>>>>
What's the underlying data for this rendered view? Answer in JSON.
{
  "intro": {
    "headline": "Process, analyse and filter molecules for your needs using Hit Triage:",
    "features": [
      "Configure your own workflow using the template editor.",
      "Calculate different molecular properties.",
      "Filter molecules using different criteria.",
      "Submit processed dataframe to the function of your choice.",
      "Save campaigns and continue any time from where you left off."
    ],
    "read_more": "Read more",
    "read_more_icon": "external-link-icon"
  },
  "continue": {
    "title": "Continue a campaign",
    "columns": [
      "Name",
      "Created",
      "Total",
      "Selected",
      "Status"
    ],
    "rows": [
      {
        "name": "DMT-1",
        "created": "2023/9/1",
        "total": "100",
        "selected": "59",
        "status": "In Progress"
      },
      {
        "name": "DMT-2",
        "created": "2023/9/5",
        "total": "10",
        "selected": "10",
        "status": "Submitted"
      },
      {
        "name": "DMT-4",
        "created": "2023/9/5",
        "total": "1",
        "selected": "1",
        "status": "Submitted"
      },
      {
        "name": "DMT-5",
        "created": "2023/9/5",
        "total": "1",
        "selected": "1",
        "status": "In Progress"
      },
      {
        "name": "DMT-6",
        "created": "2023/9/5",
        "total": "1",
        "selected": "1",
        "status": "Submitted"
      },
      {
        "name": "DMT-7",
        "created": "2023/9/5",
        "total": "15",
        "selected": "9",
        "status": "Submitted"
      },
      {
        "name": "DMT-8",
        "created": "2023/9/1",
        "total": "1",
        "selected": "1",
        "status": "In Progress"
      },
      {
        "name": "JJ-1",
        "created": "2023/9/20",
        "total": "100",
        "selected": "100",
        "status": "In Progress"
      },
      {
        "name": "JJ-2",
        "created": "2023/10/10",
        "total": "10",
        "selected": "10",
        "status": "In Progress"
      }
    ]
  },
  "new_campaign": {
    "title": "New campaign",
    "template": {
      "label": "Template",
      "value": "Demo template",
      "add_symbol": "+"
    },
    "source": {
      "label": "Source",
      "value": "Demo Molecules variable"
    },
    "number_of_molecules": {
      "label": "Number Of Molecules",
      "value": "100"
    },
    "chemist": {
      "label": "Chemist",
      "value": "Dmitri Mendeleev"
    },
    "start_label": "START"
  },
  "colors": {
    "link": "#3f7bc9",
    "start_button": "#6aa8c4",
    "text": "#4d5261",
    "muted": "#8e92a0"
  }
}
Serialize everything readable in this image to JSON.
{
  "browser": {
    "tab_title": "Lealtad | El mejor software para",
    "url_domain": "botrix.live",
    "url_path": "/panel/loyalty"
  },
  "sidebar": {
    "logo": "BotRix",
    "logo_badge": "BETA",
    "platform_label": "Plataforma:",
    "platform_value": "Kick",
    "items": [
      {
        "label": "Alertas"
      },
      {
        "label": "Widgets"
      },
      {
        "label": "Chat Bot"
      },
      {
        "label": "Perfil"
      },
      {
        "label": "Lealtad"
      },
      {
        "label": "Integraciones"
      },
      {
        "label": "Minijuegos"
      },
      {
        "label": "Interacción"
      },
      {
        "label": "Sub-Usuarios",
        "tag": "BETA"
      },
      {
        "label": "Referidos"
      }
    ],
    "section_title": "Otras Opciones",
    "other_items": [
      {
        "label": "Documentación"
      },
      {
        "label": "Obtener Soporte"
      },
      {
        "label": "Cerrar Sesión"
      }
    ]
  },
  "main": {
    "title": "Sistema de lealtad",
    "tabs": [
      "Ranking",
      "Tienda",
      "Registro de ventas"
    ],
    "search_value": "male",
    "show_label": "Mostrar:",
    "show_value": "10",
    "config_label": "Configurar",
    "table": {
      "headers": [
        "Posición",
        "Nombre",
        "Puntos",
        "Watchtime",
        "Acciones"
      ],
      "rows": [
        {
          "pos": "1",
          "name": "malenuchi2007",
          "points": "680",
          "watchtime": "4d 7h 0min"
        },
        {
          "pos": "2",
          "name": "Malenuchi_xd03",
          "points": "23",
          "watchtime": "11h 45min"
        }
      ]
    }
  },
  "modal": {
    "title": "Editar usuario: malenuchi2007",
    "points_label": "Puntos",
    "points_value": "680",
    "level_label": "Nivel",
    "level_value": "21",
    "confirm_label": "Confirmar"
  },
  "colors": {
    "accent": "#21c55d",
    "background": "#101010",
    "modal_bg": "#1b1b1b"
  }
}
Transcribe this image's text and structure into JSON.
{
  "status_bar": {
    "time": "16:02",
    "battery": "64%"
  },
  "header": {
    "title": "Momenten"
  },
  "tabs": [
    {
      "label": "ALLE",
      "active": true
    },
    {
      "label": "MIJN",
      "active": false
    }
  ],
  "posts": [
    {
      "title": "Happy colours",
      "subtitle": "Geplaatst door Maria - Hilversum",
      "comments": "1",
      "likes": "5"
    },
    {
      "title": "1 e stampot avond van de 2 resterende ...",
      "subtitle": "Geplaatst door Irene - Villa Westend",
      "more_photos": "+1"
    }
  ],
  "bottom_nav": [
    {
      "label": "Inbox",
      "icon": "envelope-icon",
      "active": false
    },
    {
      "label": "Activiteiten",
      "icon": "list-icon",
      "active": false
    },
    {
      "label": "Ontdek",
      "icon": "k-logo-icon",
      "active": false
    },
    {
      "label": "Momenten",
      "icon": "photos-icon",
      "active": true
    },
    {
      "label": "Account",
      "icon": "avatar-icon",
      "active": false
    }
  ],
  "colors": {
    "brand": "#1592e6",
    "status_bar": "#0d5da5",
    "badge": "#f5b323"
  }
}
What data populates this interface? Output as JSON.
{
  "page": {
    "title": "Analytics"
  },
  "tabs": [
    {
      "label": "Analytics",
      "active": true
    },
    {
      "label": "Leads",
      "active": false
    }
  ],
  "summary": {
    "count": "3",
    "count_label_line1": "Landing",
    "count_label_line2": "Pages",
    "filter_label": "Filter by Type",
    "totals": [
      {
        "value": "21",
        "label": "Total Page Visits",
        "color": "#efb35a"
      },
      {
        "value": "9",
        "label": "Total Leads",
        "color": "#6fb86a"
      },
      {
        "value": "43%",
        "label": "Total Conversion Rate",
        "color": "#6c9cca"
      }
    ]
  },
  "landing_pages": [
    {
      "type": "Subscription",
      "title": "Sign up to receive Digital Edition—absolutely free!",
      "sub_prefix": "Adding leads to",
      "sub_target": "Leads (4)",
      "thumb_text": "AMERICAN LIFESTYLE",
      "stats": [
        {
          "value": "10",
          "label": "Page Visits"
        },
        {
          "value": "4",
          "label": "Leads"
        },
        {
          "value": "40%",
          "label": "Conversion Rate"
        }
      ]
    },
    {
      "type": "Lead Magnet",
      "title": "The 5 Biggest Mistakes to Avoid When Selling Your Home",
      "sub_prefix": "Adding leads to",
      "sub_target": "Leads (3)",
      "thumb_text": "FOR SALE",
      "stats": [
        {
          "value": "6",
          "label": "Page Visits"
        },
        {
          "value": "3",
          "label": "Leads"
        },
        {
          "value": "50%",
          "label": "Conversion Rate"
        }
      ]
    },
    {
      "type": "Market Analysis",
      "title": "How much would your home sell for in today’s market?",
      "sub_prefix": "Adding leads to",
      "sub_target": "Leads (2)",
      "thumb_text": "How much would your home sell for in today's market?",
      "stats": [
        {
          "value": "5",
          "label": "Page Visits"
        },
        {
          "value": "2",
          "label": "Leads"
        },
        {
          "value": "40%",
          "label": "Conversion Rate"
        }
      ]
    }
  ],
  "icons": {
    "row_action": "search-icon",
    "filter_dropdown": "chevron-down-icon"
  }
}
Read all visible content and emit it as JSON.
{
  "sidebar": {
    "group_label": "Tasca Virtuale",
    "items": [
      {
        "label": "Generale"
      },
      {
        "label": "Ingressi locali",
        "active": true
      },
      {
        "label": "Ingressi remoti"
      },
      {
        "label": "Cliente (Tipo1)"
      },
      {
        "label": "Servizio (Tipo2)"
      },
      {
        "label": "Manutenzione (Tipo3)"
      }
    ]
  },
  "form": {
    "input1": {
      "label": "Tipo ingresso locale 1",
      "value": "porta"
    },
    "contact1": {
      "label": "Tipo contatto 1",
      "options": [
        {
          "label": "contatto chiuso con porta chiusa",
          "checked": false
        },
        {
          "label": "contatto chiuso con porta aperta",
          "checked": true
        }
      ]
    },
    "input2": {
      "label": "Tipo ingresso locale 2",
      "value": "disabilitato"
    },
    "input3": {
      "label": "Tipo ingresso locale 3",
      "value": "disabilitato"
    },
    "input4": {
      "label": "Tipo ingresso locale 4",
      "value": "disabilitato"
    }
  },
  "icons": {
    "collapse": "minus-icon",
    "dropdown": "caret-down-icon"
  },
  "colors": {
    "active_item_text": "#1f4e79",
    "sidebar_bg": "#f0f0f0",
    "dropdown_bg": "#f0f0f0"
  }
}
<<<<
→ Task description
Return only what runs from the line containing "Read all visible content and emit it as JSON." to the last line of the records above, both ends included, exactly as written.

→ Answer space
Read all visible content and emit it as JSON.
{
  "sidebar": {
    "group_label": "Tasca Virtuale",
    "items": [
      {
        "label": "Generale"
      },
      {
        "label": "Ingressi locali",
        "active": true
      },
      {
        "label": "Ingressi remoti"
      },
      {
        "label": "Cliente (Tipo1)"
      },
      {
        "label": "Servizio (Tipo2)"
      },
      {
        "label": "Manutenzione (Tipo3)"
      }
    ]
  },
  "form": {
    "input1": {
      "label": "Tipo ingresso locale 1",
      "value": "porta"
    },
    "contact1": {
      "label": "Tipo contatto 1",
      "options": [
        {
          "label": "contatto chiuso con porta chiusa",
          "checked": false
        },
        {
          "label": "contatto chiuso con porta aperta",
          "checked": true
        }
      ]
    },
    "input2": {
      "label": "Tipo ingresso locale 2",
      "value": "disabilitato"
    },
    "input3": {
      "label": "Tipo ingresso locale 3",
      "value": "disabilitato"
    },
    "input4": {
      "label": "Tipo ingresso locale 4",
      "value": "disabilitato"
    }
  },
  "icons": {
    "collapse": "minus-icon",
    "dropdown": "caret-down-icon"
  },
  "colors": {
    "active_item_text": "#1f4e79",
    "sidebar_bg": "#f0f0f0",
    "dropdown_bg": "#f0f0f0"
  }
}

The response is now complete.